How Would A U.S. Strike On Syria Play Out?

By  | 

CBS News Web Copy

(CBS News) PENTAGON - Secretary of Defense Chuck Hagel said Tuesday that U.S. military forces are ready to go if and when the president gives the green light for a strike against Syria.

U.S. military action would be punishment for the chemical weapons attack last week that left more than 300 Syrian civilians dead, many of them women and children.

Vice President Joe Biden became the highest-ranking administration official to declare the Assad regime was behind that attack, although the Syrian government denies it.

U.N. inspectors have not finished their investigation, but U.S. officials say they have their own intelligence.

Before the U.S. acts, it plans to publicly reveal some of the intelligence which Biden said Tuesday proves who is to blame for the mass casualties in Syria.

"There is no doubt who is responsible for this heinous use of chemical weapons in Syria: The Syrian regime," he said.

The intelligence -- much of it still classified -- ranges from intercepted Syrian communications to tests of tissue samples taken from victims, down to the simple fact that the regime is the only one in Syria known to have chemical weapons. But British Prime Minister David Cameron warned there is no smoking gun.

"There is never 100 percent certainty," he said. "There is never one piece or several pieces of intelligence that can give you absolute certainty."

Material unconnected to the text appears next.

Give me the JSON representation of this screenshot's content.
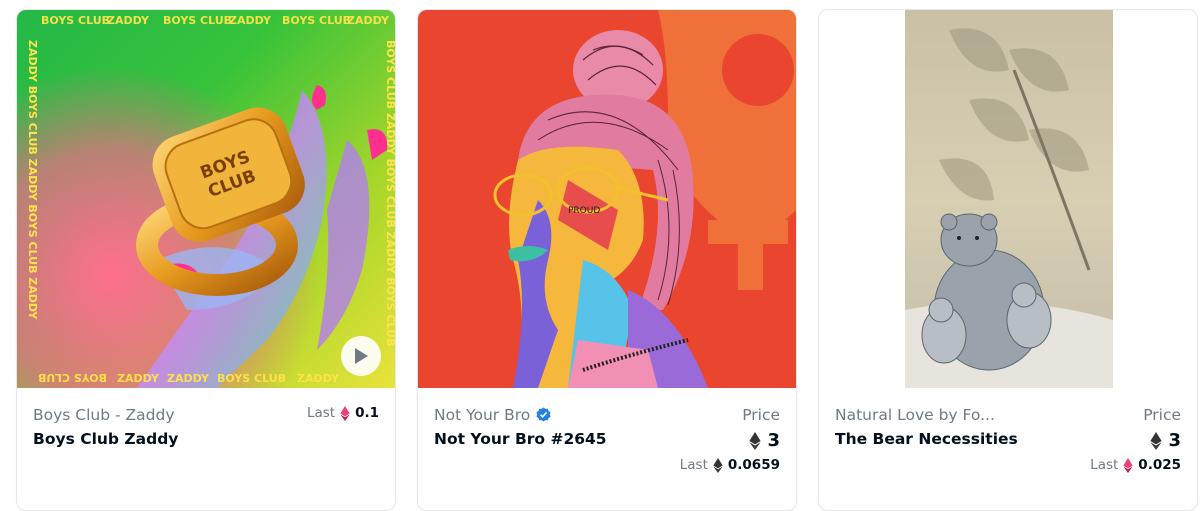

Traveling in Asia, Hagel spoke by phone with the defense ministers of Britain and France, two countries which have pledged to join the U.S. in punishing Syria for using chemical weapons. Then, he was asked by a BBC reporter if the Pentagon, which has moved four destroyers into the eastern Mediterranean, is ready to strike.

"If the order comes, you're ready to go, like that?" the reporter said, snapping his fingers.

"We are ready to go like that," Hagel responded.

Each of the destroyers carries about 40 cruise missiles, a satellite-guided weapon that carries a 1,000-pound warhead, has a range of 1000 miles or more and an accuracy to within about 15 feet.

Standard procedure would be for the ships to fire an opening salvo at night, wait for satellites to assess the damage and re-strike any targets that were not destroyed -- a process that could take a few days.

The British parliament will meet in emergency session on Thursday to vote on a motion authorizing military action. Although President Obama has not yet made a final decision, U.S. officials expect the strike to begin soon after that.

In response to an attack, Syrians could try to attack the fleet of ships, but the ships are probably to off shore and too well-defended for that to be successful. They could also try and use chemical weapons again, since it is unlikely a single strike will completely eliminate their supply.

© 2013 CBS Interactive Inc. All Rights Reserved.

Associated Press Release


WASHINGTON (AP) -- As the Obama administration prepares to strike Syria in retribution for chemical weapons attacks in its civil war, questions are rising about the end game.

National security experts and some U.S. officials question whether a limited strike can have any lasting impact on Syrian President Bashar Assad, or whether it will simply harden Assad's resolve.

And it's not clear how much a strike could help the beleaguered and splintered Syrian opposition, or lessen concerns that hard-line rebels may not support America if they do seize control of the country.

A limited, short-term operation, however, may be a compromise between military leaders worried about entering a civil war and White House determined to show President Barack Obama meant it when he said the use of chemical weapons would cross a line.

Comments are posted from viewers like you and do not always reflect the views of this station. powered by Disqus